And so we settled into our new home in unit 207 of Su Casa Apartments, which didn’t take too long. I shook out my duffel bag on the closet floor, stacked my art supplies on the shelf, and set my typewriter on the box that previously held my paints and pastels. I propped my two guitars against a wall, and we tossed a thin foam mattress onto the bedroom floor.
Jody hung her clothes in the closet and we were done: Hollywood residents with 300 dollars and zero jobs between us. So we went to the movies.
That summer Martin Scorsese’s The Last Temptation of Christ caused the American South to lose its shit. Loving Christians picketed, protested, and condemned not only Scorsese to eternal damnation but anyone who dared to see, project, or defend the film. Last Temptation apparently possessed some magical superpower that leeched a lifetime of faith from a viewer’s soul in its 164 minute running time. The film was a sacrilege, a heresy guaranteed to cause spiritual insanity, metaphysical shingles, and moral dyspepsia. According to its detractors, The Last Temptation of Christ was the cinematic Hitler, or at least Rockwell. No theater in Savannah or Spartanburg dared run such a dangerous film, but we were in the big city now. We crowded into a theater the size of a living room, the lights dimmed, and Peter Gabriel’s score filled the darkened room.
That soundtrack remains in my power rotation 25 years later, or more precisely my low power rotation. During my bouts of insomnia I play Passion on repeat, sometimes greeting daylight through the blinds while “It Is Accomplished” weeps and bleeds in my damaged ears. I’ve made love to that score, painted to it, written, moped, and entertained death.
The first time I reached any kind of meditative state I was listening to Passion in bed nude and uncovered, flat on my back like a gingerbread man, no sensory input but the music. I felt like I was floating at a perfect ambient temperature, my entire body imbued with a sort of post-coital satisfaction: affection and ecstasy, love for everyone and everything. For years after that I tried to get back there, but I am a shitty practitioner of anything other than scattering words across the page like lines of hungry black ants.
How good can a Jesus movie be when Harvey Keitel plays Judas and David Bowie makes a cameo as Pontius Pilate? Willem Dafoe makes a great white Jesus, though, with his lean body, angular face, and earnest menace. A good cinematic Jesus should be able to work up a rage as well as love and kindness, after all. My pick for best supporting performance goes to Barbara Hershey’s bush, in which the chosen people wandered lost for many years.

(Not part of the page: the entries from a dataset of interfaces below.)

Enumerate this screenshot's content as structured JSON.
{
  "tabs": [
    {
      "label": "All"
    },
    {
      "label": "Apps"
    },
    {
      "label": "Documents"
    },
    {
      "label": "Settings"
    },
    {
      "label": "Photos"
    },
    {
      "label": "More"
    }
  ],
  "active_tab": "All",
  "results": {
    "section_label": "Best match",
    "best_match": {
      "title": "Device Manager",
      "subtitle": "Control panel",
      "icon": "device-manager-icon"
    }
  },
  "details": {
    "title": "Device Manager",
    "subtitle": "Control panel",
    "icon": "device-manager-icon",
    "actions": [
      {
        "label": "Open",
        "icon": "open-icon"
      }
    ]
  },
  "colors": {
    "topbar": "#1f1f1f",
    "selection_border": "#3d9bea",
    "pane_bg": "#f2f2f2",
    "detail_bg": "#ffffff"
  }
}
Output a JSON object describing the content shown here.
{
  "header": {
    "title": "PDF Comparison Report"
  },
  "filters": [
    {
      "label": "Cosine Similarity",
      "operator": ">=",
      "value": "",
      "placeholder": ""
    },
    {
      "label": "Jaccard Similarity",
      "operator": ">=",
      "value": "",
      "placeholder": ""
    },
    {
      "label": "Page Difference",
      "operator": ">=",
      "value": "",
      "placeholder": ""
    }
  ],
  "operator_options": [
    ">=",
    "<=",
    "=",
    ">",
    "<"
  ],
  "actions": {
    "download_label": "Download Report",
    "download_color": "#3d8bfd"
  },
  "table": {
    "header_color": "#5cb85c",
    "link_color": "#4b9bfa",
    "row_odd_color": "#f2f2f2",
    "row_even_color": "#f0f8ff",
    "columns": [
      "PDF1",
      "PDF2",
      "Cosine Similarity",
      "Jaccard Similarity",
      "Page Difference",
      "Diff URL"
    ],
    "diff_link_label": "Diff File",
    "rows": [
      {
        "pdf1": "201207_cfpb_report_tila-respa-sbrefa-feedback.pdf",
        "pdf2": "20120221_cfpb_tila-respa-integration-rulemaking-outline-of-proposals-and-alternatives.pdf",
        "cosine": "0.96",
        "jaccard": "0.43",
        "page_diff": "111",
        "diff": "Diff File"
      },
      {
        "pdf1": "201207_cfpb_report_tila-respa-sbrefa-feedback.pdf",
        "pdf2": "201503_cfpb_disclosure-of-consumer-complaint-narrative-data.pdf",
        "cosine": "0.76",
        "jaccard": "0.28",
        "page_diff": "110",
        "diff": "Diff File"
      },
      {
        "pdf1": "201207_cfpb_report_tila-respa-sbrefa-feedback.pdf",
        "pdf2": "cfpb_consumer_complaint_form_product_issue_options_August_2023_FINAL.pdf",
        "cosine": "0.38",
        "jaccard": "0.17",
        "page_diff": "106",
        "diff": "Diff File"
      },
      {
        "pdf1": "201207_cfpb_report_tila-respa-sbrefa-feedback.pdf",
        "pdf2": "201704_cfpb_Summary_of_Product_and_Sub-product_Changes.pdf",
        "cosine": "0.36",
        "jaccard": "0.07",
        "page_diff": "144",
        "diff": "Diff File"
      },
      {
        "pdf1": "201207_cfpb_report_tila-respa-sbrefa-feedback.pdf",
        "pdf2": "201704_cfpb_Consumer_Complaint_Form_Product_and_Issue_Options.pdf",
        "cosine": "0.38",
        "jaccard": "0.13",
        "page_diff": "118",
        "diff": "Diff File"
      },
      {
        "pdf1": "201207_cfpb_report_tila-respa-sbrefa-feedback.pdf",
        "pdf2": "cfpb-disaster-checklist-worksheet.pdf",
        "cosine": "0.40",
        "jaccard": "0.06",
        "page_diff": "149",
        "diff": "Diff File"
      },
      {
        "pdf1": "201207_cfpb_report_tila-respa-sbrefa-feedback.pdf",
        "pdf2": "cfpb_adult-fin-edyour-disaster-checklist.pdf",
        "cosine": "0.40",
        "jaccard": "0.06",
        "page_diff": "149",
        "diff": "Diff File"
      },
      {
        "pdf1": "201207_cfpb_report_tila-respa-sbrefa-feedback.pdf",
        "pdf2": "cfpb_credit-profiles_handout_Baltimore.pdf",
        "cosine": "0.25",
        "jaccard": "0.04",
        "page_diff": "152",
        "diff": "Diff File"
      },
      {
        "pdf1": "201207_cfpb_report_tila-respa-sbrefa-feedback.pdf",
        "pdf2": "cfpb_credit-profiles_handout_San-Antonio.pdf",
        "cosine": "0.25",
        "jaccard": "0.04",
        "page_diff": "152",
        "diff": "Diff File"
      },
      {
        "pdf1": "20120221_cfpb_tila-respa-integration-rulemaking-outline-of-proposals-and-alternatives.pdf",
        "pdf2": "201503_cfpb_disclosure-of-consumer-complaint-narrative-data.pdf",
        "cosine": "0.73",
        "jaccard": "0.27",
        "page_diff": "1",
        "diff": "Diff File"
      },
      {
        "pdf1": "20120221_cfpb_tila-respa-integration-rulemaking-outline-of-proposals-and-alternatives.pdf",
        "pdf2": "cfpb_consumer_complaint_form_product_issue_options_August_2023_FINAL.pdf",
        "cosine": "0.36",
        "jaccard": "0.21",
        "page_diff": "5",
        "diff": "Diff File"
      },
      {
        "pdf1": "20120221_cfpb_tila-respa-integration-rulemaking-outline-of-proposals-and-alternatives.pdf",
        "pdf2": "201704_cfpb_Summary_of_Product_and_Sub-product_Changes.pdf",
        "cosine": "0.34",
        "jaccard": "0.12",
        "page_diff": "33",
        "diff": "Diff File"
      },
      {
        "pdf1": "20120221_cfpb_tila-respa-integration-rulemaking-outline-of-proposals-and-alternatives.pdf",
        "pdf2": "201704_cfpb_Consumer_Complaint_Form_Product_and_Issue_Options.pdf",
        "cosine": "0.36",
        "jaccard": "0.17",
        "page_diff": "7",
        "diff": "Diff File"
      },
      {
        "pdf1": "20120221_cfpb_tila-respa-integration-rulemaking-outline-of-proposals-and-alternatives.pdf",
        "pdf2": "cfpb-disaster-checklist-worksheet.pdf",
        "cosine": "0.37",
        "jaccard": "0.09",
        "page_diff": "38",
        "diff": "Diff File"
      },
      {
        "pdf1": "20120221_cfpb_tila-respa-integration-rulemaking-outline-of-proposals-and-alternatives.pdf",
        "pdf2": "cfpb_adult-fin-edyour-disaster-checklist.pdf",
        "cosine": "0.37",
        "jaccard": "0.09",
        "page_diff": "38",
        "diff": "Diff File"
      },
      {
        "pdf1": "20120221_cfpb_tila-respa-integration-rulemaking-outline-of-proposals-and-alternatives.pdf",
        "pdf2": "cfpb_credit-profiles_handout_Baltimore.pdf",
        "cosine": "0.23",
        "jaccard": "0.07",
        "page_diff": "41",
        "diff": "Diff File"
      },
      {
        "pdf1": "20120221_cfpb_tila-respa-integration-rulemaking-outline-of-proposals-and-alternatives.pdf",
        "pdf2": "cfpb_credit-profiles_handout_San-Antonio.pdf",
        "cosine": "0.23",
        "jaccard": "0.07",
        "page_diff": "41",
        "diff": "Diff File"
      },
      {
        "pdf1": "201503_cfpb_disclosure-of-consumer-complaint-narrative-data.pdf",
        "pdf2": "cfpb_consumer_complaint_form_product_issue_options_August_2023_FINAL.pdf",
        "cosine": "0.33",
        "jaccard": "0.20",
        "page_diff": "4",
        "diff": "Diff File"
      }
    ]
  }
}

I didn’t see the same movie that the fundamentalists saw; in fact, I’m not sure that I saw the film that Scorsese made. My Last Temptation was the story of a son born for no other reason than to satisfy his father; a boy without a life of his own. That was his struggle: Do I live my own life or the one that my father demands? What can I do to please him? Why is he so hard on me? You think you have problems? My pops wants me nailed to a board because he loves you. Talk about a mind fuck. All I want is just once to hear, “Hey, good job, Jesus,” but no, it’s always “Go wander off into the desert and starve. When I need you I’ll send a snake with a message. And stay away from Barbara Hershey’s bush. That’s not for you.”
The cornerstone of western civilization is the story of a shitty dad and the adoring son who dies trying to please him. Consummatum Est — it is finished. At least that’s what I saw that afternoon with the lights low and the music loud, and I sobbed.
We made our way back to Hollywood through Beverly Hills, Jody’s Cordoba coughing and sputtering among the Porsches and Ferraris that weren’t moving any faster than us. “We have to find jobs,” I said. “I’m going to that record store we saw on Vine Street.”
“Drop me off on Melrose and I’ll try the restaurants,” she said.
The store was named Music Plus, half record store half video rentals. It was a freestanding shop near the corner of Sunset and Vine. Across the street stood a McDonald’s and just a few doors down from that was the “Welcome to the Jungle” Greyhound Station. Around the corner was the Cinerama Dome and a Fatburger. Just up the street were the Capitol Records tower, the Hollywood Palladium, a radio station, and a television studio where several sitcoms were filmed live in front of a studio audience.
I asked the guy behind the counter for an application and filled it out on the spot. “Can I see the manager?” I asked.
“I’m the assistant manager. I’ll take that, thanks.” He slid my application under the counter.
“Aren’t you going to look at it?”
“We’ll be in touch.”
“I really think you should look at my experience,” I said.
He smiled the “if it will get you out of here” smile and retrieved my application. “Oh, you have a lot of record store experience,” he said.
“Yes I do.”
“Hold on a minute, come with me.” We walked to the back room. “Irene, meet James,” he said. “Irene’s our manager.” Ten minutes later I was a $5.50 an hour employee of Music Plus.
Jody landed a job, too: nine bucks an hour as hostess for a fancy restaurant down on Melrose Avenue. After the movie we were down to $275, but it finally looked like we were going to make it. I wondered whether my father would be proud.